Scan the data for "Collection" and copy each matching line.
________________________
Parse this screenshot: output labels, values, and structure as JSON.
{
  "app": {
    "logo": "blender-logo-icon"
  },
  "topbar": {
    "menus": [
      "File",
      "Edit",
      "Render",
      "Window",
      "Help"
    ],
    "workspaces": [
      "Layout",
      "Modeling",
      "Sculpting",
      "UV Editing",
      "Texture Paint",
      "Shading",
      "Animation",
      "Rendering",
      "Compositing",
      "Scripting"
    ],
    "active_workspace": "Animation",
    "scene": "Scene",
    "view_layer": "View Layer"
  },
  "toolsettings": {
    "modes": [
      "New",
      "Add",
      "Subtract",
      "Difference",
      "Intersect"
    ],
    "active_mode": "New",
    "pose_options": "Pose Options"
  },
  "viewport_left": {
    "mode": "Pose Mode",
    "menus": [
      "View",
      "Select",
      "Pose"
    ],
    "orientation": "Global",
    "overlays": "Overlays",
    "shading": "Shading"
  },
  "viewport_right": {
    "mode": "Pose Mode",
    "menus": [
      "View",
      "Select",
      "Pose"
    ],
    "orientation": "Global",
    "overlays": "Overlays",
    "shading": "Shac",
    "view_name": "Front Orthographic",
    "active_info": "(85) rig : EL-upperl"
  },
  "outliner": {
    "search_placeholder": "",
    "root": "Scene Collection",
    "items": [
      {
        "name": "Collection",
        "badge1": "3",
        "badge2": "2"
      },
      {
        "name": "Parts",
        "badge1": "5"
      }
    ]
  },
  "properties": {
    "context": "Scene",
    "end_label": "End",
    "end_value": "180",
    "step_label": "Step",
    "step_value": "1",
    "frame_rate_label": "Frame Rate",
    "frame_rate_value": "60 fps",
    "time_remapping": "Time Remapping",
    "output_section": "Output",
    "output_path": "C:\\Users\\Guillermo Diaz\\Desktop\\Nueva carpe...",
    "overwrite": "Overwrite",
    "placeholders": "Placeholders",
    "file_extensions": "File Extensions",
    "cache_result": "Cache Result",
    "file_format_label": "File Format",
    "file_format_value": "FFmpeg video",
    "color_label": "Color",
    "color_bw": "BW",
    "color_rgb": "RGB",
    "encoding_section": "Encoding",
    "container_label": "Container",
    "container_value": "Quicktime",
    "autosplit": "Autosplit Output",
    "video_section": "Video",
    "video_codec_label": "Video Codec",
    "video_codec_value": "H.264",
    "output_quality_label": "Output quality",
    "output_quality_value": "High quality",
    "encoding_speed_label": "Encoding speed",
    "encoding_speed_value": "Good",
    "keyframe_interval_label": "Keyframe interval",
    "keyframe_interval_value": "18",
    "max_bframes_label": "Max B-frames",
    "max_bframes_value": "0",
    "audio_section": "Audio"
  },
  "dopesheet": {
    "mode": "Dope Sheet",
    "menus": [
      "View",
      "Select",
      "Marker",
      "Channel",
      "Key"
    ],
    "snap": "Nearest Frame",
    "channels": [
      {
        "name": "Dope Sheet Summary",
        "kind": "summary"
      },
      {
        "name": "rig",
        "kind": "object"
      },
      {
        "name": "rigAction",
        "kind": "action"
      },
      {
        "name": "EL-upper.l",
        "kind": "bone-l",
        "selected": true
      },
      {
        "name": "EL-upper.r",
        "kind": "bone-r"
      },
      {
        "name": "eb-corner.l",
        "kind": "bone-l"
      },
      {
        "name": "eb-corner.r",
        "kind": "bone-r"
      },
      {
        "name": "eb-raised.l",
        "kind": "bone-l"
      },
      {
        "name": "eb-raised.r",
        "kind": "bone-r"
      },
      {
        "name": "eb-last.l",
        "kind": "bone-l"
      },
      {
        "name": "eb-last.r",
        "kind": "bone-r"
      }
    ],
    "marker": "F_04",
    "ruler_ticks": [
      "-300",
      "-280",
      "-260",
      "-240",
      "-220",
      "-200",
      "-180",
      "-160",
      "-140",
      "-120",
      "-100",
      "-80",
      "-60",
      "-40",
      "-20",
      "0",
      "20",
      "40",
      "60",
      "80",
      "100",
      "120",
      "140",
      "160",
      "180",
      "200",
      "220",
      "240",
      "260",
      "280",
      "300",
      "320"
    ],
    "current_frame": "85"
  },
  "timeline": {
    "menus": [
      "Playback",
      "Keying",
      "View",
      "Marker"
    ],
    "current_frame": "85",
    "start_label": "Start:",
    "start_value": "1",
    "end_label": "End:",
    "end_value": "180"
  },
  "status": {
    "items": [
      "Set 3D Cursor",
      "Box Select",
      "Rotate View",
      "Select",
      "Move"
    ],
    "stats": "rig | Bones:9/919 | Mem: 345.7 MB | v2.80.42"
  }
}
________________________
Result of the exercise
    "root": "Scene Collection",
        "name": "Collection",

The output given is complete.